  5. El-Aaser A.B.A., G.F.M. (1976). A new stain for histochemical demonstration of DNA isolated from Hibiscus sabdariffa (karkadeh). Med. J. Cairo Univ. 44: 355–359.
  6. Gowali, F.M. (1982). Hibiscin for mucin. Stain Technol. 57(1): 57-58.
  7. Bassey, R.B., et al. (2012). Factors influencing extract of Hibiscus sabdariffa staining of rat testes. Biotech. Histochem. 87(6): 403-407.
  8. Ali, B.H., Al Wabel, N. and Blunden, G. (2005). Phytochemical, pharmacological and toxicological aspects of Hibiscus sabdariffa L.: a review. Phytother. Res. 19(5): 369-375.
  9. Da-Costa-Rocha, I., et al. (2014). Hibiscus sabdariffa L. – a phytochemical and pharmacological review. Food Chem. 165: 424-443.
  10. Laskar, Y.B. and Mazumder, P.B. (2020). Insight into the molecular evidence supporting the remarkable chemotherapeutic potential of Hibiscus sabdariffa L. Biomed. Pharmacother. 127: 110153. DOI: 10.1016/j.biopha.2020.110153
  11. Riaz, G. and Chopra R. (2018). A review on phytochemistry and therapeutic uses of Hibiscus sabdariffa L. Biomed.
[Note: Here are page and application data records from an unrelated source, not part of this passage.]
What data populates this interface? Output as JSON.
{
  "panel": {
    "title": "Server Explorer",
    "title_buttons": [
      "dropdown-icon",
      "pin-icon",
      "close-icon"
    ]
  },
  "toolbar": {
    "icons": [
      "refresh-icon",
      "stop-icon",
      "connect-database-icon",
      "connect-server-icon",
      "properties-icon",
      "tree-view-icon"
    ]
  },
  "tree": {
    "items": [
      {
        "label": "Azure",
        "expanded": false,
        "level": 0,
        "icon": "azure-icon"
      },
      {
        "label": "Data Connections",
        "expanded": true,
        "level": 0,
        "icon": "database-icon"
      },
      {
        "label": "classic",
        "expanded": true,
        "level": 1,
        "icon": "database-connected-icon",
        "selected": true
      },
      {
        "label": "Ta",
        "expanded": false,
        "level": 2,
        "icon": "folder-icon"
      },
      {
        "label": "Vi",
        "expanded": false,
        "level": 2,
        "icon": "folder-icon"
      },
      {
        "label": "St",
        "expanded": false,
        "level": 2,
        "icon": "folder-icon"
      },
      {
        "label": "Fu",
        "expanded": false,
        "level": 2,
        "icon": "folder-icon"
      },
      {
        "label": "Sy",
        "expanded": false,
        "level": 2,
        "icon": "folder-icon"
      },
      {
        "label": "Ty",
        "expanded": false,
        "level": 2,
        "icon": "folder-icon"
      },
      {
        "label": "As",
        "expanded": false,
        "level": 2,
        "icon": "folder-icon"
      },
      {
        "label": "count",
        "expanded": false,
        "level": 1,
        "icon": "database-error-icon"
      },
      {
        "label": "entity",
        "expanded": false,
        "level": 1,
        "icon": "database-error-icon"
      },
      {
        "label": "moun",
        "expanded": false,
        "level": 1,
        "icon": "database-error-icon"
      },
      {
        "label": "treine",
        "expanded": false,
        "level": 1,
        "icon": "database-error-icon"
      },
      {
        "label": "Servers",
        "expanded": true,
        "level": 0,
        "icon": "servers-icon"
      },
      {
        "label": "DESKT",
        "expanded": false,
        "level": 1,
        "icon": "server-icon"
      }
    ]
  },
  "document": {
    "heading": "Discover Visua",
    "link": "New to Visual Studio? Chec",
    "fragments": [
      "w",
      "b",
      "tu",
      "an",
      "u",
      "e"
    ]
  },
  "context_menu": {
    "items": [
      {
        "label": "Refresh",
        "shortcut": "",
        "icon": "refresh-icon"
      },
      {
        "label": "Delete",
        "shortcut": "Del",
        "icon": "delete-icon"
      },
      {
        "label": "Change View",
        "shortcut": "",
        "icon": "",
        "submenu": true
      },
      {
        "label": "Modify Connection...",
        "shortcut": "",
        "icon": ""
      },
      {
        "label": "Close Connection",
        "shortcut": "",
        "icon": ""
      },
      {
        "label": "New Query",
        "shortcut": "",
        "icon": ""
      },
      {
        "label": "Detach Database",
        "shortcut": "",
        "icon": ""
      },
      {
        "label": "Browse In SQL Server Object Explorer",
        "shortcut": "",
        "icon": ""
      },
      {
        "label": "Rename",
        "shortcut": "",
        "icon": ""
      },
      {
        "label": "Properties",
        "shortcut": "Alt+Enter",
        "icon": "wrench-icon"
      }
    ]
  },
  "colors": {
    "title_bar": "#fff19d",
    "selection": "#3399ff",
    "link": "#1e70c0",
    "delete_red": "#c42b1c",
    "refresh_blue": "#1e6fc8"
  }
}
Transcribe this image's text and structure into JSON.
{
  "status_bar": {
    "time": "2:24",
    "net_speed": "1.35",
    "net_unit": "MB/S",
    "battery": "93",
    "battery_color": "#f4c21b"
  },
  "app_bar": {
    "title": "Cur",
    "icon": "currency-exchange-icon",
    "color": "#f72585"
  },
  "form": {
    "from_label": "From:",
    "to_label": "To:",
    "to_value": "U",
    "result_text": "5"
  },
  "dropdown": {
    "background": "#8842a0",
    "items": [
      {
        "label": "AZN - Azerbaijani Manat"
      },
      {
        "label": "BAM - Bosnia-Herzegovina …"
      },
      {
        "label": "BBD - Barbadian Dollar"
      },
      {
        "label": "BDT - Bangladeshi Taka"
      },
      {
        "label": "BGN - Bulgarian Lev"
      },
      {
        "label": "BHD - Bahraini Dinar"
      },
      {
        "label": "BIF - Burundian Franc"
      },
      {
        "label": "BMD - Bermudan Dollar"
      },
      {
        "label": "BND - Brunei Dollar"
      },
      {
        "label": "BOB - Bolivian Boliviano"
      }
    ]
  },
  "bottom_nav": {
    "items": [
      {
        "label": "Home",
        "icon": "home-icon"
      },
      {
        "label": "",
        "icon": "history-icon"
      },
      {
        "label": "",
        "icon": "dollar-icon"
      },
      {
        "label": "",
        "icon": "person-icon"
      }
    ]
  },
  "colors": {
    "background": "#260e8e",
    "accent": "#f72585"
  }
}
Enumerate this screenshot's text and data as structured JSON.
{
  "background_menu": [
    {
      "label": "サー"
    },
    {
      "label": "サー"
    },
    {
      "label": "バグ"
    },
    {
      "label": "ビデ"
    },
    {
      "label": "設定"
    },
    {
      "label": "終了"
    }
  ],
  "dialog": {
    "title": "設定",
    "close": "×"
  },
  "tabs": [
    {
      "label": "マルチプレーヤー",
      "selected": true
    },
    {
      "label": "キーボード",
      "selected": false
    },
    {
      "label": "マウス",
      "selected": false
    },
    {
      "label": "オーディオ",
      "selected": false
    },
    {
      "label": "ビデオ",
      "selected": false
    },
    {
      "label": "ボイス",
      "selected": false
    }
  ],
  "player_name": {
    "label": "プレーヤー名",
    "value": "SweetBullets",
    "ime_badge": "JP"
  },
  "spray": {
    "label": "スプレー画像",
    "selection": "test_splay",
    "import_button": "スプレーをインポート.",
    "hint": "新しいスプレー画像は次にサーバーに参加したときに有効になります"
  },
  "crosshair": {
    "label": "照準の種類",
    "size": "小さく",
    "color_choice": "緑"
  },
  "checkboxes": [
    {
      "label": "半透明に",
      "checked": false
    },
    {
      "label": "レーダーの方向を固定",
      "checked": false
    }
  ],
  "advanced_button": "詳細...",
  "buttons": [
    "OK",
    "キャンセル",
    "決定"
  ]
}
Pharmacother. 102: 575-586.
  12. Egbujo E.C., Adisa, O.J. and Yahaya, A.B. (2008). A study of the staining effect of roselle (Hibiscus sabdariffa) on the histologic section of the testis. Int. J. Morphol.  26(4): 927-930.
  13. Madjoub, Y.O.E. et al. (2021). the digestibility of Hibiscus sabdariffa L. polyphenols using an in vitro human digestion model and evaluation of their antimicrobial activity. Nutrients 13(7): 2360 (13 pages).

Rosemary B. Bassey, Ph.D. Department of Science Education, Donald and Barbara Zucker School of Medicine at Hofstra/ Northwell, Hempstead, NY 11549. rosemary.bassey[AT]